---------- Given records

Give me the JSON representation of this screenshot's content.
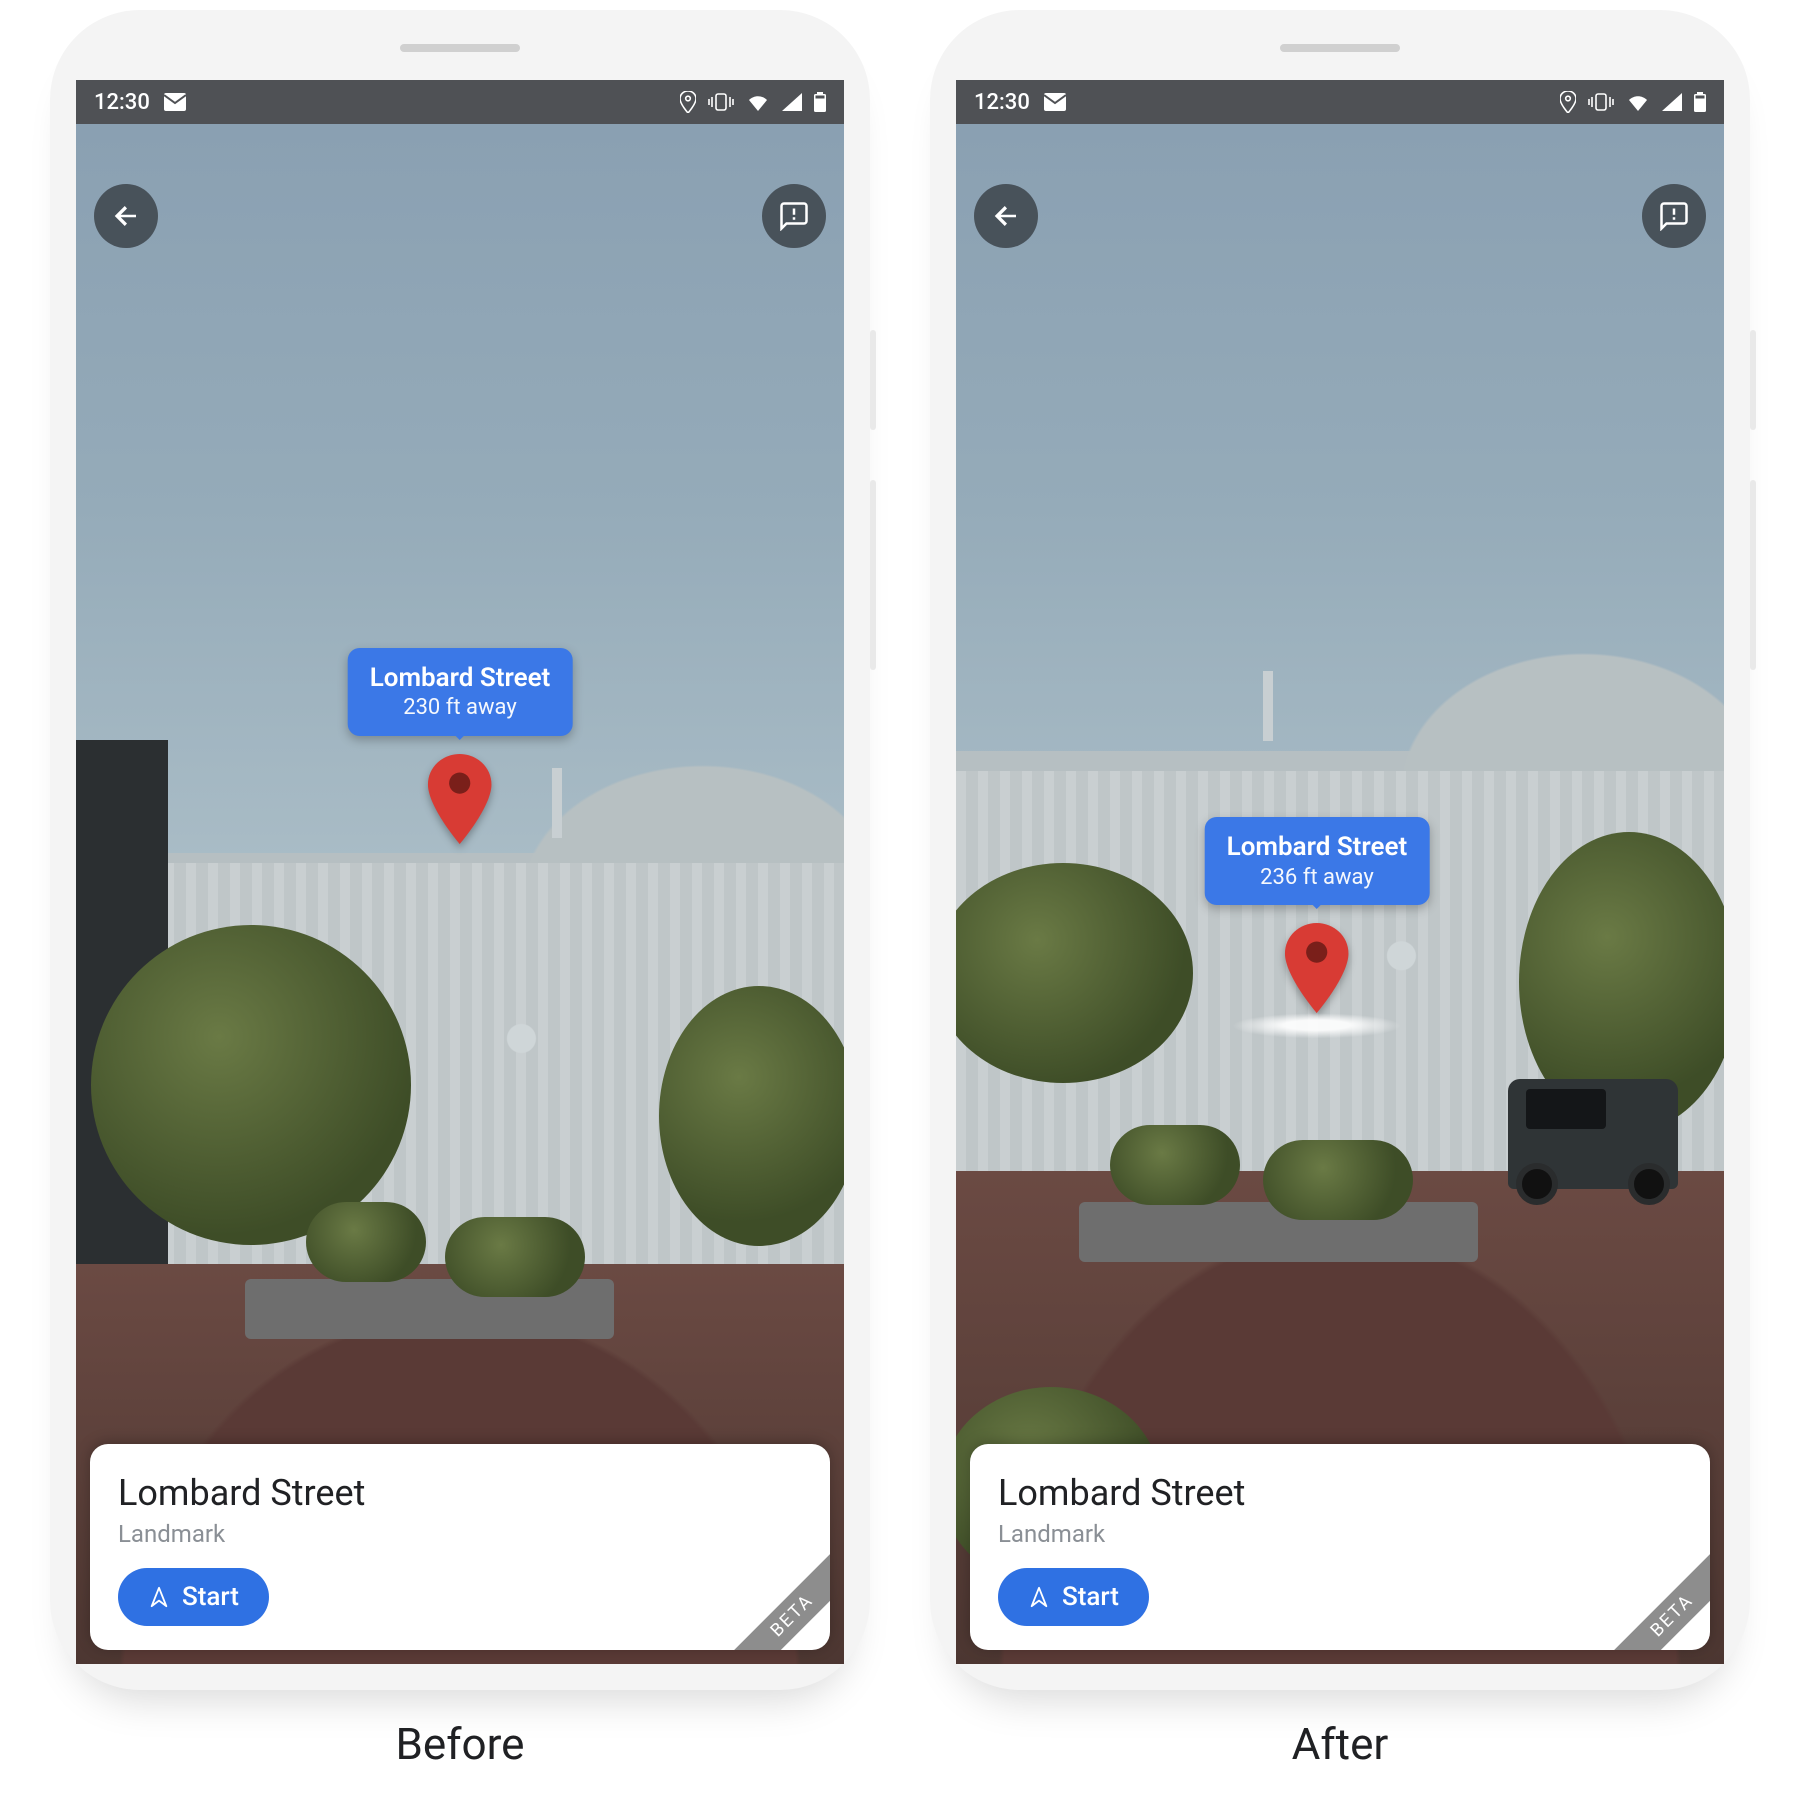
{
  "captions": {
    "left": "Before",
    "right": "After"
  },
  "status": {
    "time": "12:30"
  },
  "tooltip": {
    "title": "Lombard Street",
    "before_dist": "230 ft away",
    "after_dist": "236 ft away"
  },
  "card": {
    "title": "Lombard Street",
    "subtitle": "Landmark",
    "start_label": "Start",
    "badge": "BETA"
  },
  "colors": {
    "accent": "#3b78e7",
    "button": "#2f71e3",
    "pin": "#d83b34"
  }
}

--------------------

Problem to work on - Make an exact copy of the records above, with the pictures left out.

Answer for the task -
Give me the JSON representation of this screenshot's content.
{
  "captions": {
    "left": "Before",
    "right": "After"
  },
  "status": {
    "time": "12:30"
  },
  "tooltip": {
    "title": "Lombard Street",
    "before_dist": "230 ft away",
    "after_dist": "236 ft away"
  },
  "card": {
    "title": "Lombard Street",
    "subtitle": "Landmark",
    "start_label": "Start",
    "badge": "BETA"
  },
  "colors": {
    "accent": "#3b78e7",
    "button": "#2f71e3",
    "pin": "#d83b34"
  }
}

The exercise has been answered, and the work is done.